This was probably my most special, especially given that up to about two weeks ago I didn’t expect to be riding. Since last year’s R2S, I’ve taken time away from any form of racing or structured training. Too much going on at home and the business to stuff anything else into the stress box.
That said, moving to Whistler means a lot of days on skis or mountain bikes or a nice open water swim. Finding a reasonable level of fitness wasn’t an issue. Spending sufficient time on an actual road bike was. It hasn’t been on the road really except for a short couple of spins in Fort Langley. Nothing like the training needed for R2S.
I told Michael I’d ride if he could raise $5K for us as a team. Each rider needs to raise $2500.00. I have always been a reluctant fundraiser. I’ll tell my story and the story that is R2S, and hope for the best. For some folks it comes easy, for me, never easy. I can ride a bike, though, and help other riders and better fundraisers to get through the hard day that is R2S. I always go in with that purpose.
Apparently Michael is a natural. He spent 50 hours 50 feet in the air in a scissor lift with two other R2S dudes, and together with a solid team on the ground they raised $20K. He was non-stop talking to the crowd through a loudspeaker, engaging, funny, and basically did something I’d never feel comfortable doing myself.
After that weekend, it was pretty obvious I’d be riding.
The original plan was for me to work on crew with my oldest daughter, Aaliyah, and Michael’s friend Amanda. This meant I was leaving them to their own devices.

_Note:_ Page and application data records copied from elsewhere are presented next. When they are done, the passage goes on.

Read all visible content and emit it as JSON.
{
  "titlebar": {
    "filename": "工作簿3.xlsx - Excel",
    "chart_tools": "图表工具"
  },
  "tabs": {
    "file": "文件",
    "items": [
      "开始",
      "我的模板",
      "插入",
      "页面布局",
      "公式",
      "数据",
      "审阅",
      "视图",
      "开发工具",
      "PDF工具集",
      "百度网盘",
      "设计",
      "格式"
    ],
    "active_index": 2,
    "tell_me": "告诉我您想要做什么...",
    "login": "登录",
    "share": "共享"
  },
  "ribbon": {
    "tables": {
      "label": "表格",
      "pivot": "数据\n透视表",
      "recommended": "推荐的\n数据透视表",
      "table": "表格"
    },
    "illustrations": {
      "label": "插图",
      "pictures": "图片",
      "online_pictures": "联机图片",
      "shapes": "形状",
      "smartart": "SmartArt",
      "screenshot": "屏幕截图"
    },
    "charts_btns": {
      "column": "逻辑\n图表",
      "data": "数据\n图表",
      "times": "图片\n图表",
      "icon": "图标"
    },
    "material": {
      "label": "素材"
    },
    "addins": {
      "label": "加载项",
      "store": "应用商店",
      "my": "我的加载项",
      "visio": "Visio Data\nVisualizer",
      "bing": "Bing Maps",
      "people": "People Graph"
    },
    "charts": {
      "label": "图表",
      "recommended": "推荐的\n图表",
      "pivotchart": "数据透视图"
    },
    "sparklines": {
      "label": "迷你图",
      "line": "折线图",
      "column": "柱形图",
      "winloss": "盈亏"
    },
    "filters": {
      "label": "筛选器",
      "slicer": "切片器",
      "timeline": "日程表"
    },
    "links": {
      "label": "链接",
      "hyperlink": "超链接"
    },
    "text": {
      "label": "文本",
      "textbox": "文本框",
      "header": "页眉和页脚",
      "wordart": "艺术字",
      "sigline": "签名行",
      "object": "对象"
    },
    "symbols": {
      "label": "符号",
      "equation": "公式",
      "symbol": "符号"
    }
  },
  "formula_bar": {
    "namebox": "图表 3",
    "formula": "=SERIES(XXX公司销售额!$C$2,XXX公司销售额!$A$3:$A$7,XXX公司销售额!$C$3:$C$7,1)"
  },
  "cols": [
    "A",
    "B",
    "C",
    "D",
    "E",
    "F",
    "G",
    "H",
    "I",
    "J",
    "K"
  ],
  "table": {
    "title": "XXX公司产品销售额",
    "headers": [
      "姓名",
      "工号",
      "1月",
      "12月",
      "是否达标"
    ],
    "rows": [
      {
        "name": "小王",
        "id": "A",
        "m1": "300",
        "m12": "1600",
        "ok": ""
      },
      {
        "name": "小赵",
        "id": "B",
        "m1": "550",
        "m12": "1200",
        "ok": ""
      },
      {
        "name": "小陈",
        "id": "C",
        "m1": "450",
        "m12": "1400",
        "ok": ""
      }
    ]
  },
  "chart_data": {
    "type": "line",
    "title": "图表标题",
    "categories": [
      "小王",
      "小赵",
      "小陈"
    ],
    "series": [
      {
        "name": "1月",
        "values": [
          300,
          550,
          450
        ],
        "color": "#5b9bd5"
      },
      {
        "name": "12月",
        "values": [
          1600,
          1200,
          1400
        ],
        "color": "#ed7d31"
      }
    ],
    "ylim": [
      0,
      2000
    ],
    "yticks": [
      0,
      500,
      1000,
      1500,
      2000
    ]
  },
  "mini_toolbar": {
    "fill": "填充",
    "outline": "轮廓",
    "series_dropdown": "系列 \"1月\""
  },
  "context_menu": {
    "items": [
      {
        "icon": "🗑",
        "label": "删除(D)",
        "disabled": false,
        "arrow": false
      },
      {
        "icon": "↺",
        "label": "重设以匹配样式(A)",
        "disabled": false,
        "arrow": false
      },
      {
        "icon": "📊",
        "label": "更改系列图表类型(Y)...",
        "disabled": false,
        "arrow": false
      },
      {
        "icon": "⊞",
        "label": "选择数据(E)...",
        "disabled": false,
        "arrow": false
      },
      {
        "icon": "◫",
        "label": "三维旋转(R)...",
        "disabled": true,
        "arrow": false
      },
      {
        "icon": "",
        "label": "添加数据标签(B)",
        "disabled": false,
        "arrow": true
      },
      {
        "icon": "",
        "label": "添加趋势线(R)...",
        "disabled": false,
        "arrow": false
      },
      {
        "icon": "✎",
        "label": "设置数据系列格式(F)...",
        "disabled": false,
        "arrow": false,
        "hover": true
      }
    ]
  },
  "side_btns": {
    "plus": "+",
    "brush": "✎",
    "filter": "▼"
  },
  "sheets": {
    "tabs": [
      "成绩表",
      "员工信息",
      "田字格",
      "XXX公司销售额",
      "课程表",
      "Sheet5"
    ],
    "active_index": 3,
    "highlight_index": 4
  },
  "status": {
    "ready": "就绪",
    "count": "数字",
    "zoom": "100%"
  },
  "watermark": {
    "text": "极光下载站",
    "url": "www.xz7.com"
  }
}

It was special having Aaliyah with us. She has been busy at her dance recitals the last 10 years, unable to participate. Plus, she was too young to do it without a parent. This year, she’s 16, hard working and independent. She got herself a Kunzli pass to volunteer this year.
Aaliyah has never sat in the rider meeting the night before, and she experienced what we all do- hearing stories of loved ones taken too soon by cancers. It’s incredibly emotional, you learn about some of the horror stories your teammates have lived through, and it brings the whole team- riders and crew- together. It hit her hard, just like it hit Michael hard 7 years ago.
I had a great day on the bike. Before I knew it, we were pedaling into the last leg and I still felt great, finishing off another 400KM day by the time we rolled into the welcome home at 11:30. I just did my normal thing; looked for people to help, and killed the long day chatting with anyone next to me. Somehow, either my fitness or experience in this event, got me through...but...I also think it was the pride I had in my children. Watching Michael lead a group of adults many years beyond his 18, help others, and generally ride like a man worthy of the radio he wore was very peaceful. Seeing Aaliyah every stop, feeding riders, helping others, spraying them down with sun screen or bug spray, and working her ass off for the cause was just something I looked forward to seeing every couple of hours. Mostly, I’m happy that she has now seen for herself why I’ve had to miss those recitals. She understood before, but now she’s lived it. She has a huge heart.
I’ve always said it takes a village. I’m very grateful to Vicki and Kerry Kunzli for allowing my kids to be involved in such meaningful ways. Michael has grown up under the watchful eyes and strong mentorship of so many great leaders at R2S. Kerry, Vicki, Emilio, Rich, Surinder...an endless list. Aaliyah is now getting a taste of the same Kool-Aid. R2S is some pretty damn good Kool-Aid.
Oh, as of today we are at $615,000.00
Not bad for a band of 120 riders and a solid volunteer crew. 100% goes to research. Not one penny taken for administration. Research saves lives, and I do this for the next generation. My kids’ generation.
Thanks to all who donated. If you are interested in learning more, www.r2s.ca ."